►

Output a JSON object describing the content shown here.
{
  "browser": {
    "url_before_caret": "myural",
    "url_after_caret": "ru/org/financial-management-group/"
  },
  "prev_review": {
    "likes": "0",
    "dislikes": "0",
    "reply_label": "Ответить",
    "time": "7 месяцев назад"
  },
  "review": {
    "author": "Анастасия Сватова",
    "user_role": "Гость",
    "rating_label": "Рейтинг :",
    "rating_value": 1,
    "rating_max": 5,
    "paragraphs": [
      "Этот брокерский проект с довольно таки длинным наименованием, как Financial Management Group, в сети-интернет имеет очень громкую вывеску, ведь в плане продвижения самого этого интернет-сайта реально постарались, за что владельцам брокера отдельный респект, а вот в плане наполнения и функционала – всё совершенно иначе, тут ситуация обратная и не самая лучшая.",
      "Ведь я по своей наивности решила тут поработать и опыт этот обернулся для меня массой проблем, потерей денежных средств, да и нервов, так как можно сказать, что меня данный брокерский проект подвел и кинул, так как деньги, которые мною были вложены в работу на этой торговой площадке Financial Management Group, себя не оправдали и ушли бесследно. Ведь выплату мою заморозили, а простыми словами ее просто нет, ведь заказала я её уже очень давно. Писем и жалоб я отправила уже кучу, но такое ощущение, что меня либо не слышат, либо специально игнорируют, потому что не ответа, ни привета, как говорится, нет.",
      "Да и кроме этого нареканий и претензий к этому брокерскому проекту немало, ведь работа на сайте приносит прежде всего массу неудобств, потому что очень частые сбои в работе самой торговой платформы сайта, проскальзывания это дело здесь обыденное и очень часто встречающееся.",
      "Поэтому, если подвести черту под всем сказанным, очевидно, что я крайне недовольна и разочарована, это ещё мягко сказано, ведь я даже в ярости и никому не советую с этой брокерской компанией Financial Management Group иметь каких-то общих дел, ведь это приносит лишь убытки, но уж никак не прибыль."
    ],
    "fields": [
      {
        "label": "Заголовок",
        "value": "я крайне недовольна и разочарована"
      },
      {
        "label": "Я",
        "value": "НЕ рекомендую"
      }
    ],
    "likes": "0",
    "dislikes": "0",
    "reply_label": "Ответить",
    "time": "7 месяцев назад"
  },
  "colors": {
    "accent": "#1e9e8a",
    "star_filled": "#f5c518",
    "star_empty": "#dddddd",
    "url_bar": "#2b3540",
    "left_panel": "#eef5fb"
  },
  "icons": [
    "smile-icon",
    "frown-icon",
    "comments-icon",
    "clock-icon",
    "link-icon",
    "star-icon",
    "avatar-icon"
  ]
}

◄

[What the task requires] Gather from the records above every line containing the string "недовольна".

[Exercise output]
      "Поэтому, если подвести черту под всем сказанным, очевидно, что я крайне недовольна и разочарована, это ещё мягко сказано, ведь я даже в ярости и никому не советую с этой брокерской компанией Financial Management Group иметь каких-то общих дел, ведь это приносит лишь убытки, но уж никак не прибыль."
        "value": "я крайне недовольна и разочарована"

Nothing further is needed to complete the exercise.